According to Ricigliano, PACT has 200 foster homes in the tri-state PA area and another 200 throughout the country. PACT for Animals has a small staff and mainly depends on volunteers. “If we get an application from someone who wants to foster or someone who needs to place their pet in a temporary foster, we have a list of trusted volunteers who’ll check out the pets, the owners, the fosters, and the foster homes,” she said.
Participants in the program have found that PACT does more than place pets in temporary homes. “Relationships develop,” Adrienne said. “Lincoln’s foster, Linda Post, sends us photos of Lincoln surrounded by toys. From the photos, texts, emails, and occasional calls, I could tell Lincoln is well cared for.”
Linda was originally going to foster a military pet. “But then I heard that Adrienne and Jim’s child, Autumn, was enrolled in a program here at Johns Hopkins,” she said. Linda, who works as an oncology research nurse at Johns Hopkins, had a big dog named Jackson, who recently died. She wanted another dog, but wasn’t ready to adopt. “Fostering seemed like the perfect solution,” she said. She’s developed a real connection to Lincoln.
She hopes and expects that once Autumn goes home, they’ll keep in touch. “They have a pet sitter for life,” Linda said.
Christopher and Sharron Derrer also find watching dogs for PACT incredibly rewarding. They fostered two dachshunds, Sweetpea and Rembrandt. The dogs’ owners, Julie and Max Courtney, were looking after their daughter who had foot surgery. It was a perfect fit.
Sharron grew up with dachshunds, and the couple even had a pair until one died. The remaining dog, Heidi, became lonely. Christopher would occasionally check in on his webcam and see her howling. He started looking for solutions.
“One of my co-workers introduced me to PACT,” he said. “She fostered cats through the program. When we found out that a family needed temporary accommodations for their two dachshunds, we applied.”

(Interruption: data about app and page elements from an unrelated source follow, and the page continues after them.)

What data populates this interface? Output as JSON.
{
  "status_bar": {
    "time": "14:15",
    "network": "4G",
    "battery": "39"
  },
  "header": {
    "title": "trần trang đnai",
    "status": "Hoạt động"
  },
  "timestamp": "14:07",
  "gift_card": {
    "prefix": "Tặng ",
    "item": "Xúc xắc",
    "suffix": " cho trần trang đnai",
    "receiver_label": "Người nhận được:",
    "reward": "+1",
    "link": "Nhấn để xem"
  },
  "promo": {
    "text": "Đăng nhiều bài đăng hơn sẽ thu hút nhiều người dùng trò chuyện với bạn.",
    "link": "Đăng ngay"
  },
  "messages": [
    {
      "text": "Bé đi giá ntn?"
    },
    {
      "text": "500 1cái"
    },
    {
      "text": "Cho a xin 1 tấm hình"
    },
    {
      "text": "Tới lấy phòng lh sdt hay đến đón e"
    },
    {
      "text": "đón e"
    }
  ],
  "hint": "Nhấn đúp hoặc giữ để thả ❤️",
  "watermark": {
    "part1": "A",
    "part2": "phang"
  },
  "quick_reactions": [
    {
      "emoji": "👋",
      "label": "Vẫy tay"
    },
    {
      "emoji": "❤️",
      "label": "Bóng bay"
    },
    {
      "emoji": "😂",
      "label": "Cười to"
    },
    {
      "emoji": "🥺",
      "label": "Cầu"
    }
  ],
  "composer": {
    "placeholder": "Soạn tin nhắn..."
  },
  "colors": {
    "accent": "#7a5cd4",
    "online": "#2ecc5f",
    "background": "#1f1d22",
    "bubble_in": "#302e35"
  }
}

Heidi was happy to spend time with Rembrandt and Sweetpea, 10-year-old dachshunds. “Chris and Sharron are a huge blessing to us,” Julie said.
They understand that our pets are part of the family and PACT works to keep families together
As big a blessing as it was to the Derrers, PACT was an an equally big help to Julie and Max Courtney, who recently moved to Florida, only to discover their daughter needed leg surgery in Philadelphia. “We were far away from our immediate families and friends who helped us in the past,” says Julie. “We’d be gone for over a month and didn’t know what to do with our dogs. We’ve had them for 10 years. They’re part of our family. Not knowing what we were going to do with them was overwhelming.”
The Shriners Hospital in PA, where the surgery was scheduled, sent Julie a flyer about PACT. Julie and Max stayed at Ronald McDonald House in Camden, NJ, while the Derrers took care of their dogs. “I can’t believe how kind and helpful they were to total strangers,” she said.
Since the surgery, the Courtneys and Derrers have stayed in touch, sharing photos and emails about Sweetpea and Rembrandt.
“It was great that they found someone who’s as crazy about dachshunds as we are,” Julie said. “PACT works hard to find the right match. They understand that our pets are part of the family and PACT works to keep families together.”
Creative Commons photo at top by Dorian Wallender.